▸ **TASK PROMPT**
Your answer should consist only of the records, copied exactly, with the images removed.

[Dataset rows for apps and sites]
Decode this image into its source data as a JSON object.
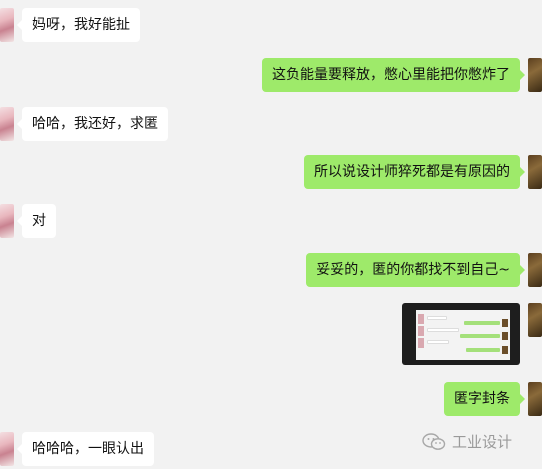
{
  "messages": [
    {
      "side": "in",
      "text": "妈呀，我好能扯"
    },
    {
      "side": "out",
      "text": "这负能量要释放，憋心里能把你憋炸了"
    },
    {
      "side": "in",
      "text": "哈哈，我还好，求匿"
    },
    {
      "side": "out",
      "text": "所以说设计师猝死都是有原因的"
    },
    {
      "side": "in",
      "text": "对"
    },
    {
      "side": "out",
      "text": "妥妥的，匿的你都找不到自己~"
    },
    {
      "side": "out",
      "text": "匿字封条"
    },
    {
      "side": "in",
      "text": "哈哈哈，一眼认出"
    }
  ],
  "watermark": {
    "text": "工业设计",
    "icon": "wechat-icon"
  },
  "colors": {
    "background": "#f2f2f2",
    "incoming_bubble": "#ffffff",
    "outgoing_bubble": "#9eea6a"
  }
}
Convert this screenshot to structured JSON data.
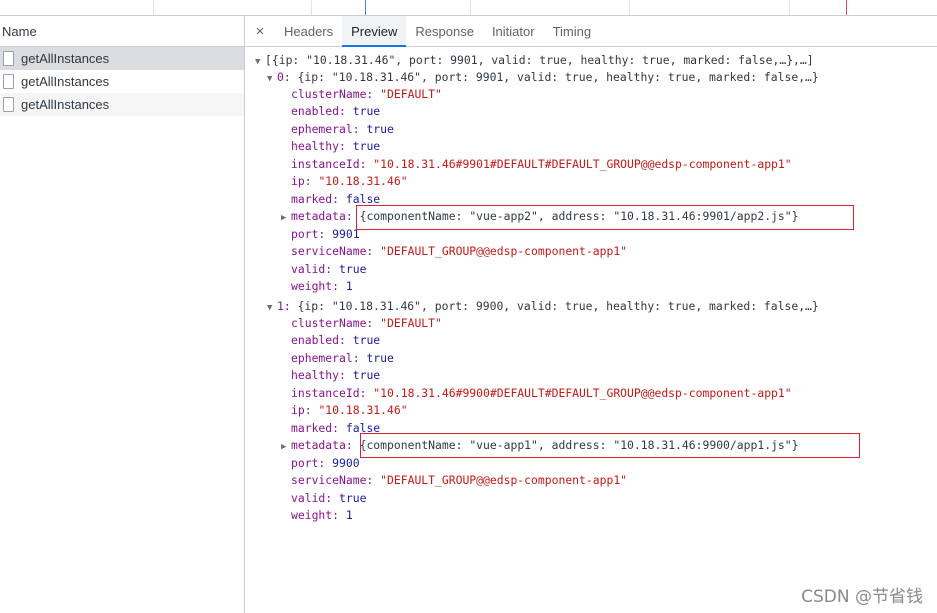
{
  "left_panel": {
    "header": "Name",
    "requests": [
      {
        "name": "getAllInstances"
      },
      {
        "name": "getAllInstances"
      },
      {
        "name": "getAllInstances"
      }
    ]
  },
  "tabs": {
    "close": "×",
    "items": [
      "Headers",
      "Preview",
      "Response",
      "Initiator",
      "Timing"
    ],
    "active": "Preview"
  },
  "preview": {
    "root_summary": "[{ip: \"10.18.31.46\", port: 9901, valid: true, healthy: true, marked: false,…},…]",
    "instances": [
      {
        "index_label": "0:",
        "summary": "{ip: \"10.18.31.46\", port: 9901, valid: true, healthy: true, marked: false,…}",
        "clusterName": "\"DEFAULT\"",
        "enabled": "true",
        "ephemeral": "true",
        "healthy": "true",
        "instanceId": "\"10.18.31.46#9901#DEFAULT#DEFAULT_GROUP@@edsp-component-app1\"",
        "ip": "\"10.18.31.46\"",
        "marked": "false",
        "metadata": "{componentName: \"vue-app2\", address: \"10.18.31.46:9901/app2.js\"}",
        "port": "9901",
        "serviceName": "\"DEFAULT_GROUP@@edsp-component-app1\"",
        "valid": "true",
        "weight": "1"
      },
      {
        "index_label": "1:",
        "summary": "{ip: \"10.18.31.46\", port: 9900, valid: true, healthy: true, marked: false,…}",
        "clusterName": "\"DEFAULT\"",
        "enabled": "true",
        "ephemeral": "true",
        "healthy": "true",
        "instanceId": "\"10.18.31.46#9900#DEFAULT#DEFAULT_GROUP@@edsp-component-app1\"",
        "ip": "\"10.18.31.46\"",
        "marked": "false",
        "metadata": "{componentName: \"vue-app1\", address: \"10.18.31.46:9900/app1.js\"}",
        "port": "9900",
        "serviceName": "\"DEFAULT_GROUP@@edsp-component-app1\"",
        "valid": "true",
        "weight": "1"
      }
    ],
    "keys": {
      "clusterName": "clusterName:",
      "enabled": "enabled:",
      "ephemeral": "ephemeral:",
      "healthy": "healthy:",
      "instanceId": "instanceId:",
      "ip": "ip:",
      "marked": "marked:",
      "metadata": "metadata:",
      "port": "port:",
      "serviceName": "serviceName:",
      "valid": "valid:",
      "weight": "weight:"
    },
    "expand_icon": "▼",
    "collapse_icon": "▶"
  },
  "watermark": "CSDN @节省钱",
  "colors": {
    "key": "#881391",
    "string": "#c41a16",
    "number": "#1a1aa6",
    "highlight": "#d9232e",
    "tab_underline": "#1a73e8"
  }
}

▸ **OUTPUT FOR THIS EXERCISE**
Decode this image into its source data as a JSON object.
{
  "messages": [
    {
      "side": "in",
      "text": "妈呀，我好能扯"
    },
    {
      "side": "out",
      "text": "这负能量要释放，憋心里能把你憋炸了"
    },
    {
      "side": "in",
      "text": "哈哈，我还好，求匿"
    },
    {
      "side": "out",
      "text": "所以说设计师猝死都是有原因的"
    },
    {
      "side": "in",
      "text": "对"
    },
    {
      "side": "out",
      "text": "妥妥的，匿的你都找不到自己~"
    },
    {
      "side": "out",
      "text": "匿字封条"
    },
    {
      "side": "in",
      "text": "哈哈哈，一眼认出"
    }
  ],
  "watermark": {
    "text": "工业设计",
    "icon": "wechat-icon"
  },
  "colors": {
    "background": "#f2f2f2",
    "incoming_bubble": "#ffffff",
    "outgoing_bubble": "#9eea6a"
  }
}
Convert this screenshot to structured JSON data.
{
  "left_panel": {
    "header": "Name",
    "requests": [
      {
        "name": "getAllInstances"
      },
      {
        "name": "getAllInstances"
      },
      {
        "name": "getAllInstances"
      }
    ]
  },
  "tabs": {
    "close": "×",
    "items": [
      "Headers",
      "Preview",
      "Response",
      "Initiator",
      "Timing"
    ],
    "active": "Preview"
  },
  "preview": {
    "root_summary": "[{ip: \"10.18.31.46\", port: 9901, valid: true, healthy: true, marked: false,…},…]",
    "instances": [
      {
        "index_label": "0:",
        "summary": "{ip: \"10.18.31.46\", port: 9901, valid: true, healthy: true, marked: false,…}",
        "clusterName": "\"DEFAULT\"",
        "enabled": "true",
        "ephemeral": "true",
        "healthy": "true",
        "instanceId": "\"10.18.31.46#9901#DEFAULT#DEFAULT_GROUP@@edsp-component-app1\"",
        "ip": "\"10.18.31.46\"",
        "marked": "false",
        "metadata": "{componentName: \"vue-app2\", address: \"10.18.31.46:9901/app2.js\"}",
        "port": "9901",
        "serviceName": "\"DEFAULT_GROUP@@edsp-component-app1\"",
        "valid": "true",
        "weight": "1"
      },
      {
        "index_label": "1:",
        "summary": "{ip: \"10.18.31.46\", port: 9900, valid: true, healthy: true, marked: false,…}",
        "clusterName": "\"DEFAULT\"",
        "enabled": "true",
        "ephemeral": "true",
        "healthy": "true",
        "instanceId": "\"10.18.31.46#9900#DEFAULT#DEFAULT_GROUP@@edsp-component-app1\"",
        "ip": "\"10.18.31.46\"",
        "marked": "false",
        "metadata": "{componentName: \"vue-app1\", address: \"10.18.31.46:9900/app1.js\"}",
        "port": "9900",
        "serviceName": "\"DEFAULT_GROUP@@edsp-component-app1\"",
        "valid": "true",
        "weight": "1"
      }
    ],
    "keys": {
      "clusterName": "clusterName:",
      "enabled": "enabled:",
      "ephemeral": "ephemeral:",
      "healthy": "healthy:",
      "instanceId": "instanceId:",
      "ip": "ip:",
      "marked": "marked:",
      "metadata": "metadata:",
      "port": "port:",
      "serviceName": "serviceName:",
      "valid": "valid:",
      "weight": "weight:"
    },
    "expand_icon": "▼",
    "collapse_icon": "▶"
  },
  "watermark": "CSDN @节省钱",
  "colors": {
    "key": "#881391",
    "string": "#c41a16",
    "number": "#1a1aa6",
    "highlight": "#d9232e",
    "tab_underline": "#1a73e8"
  }
}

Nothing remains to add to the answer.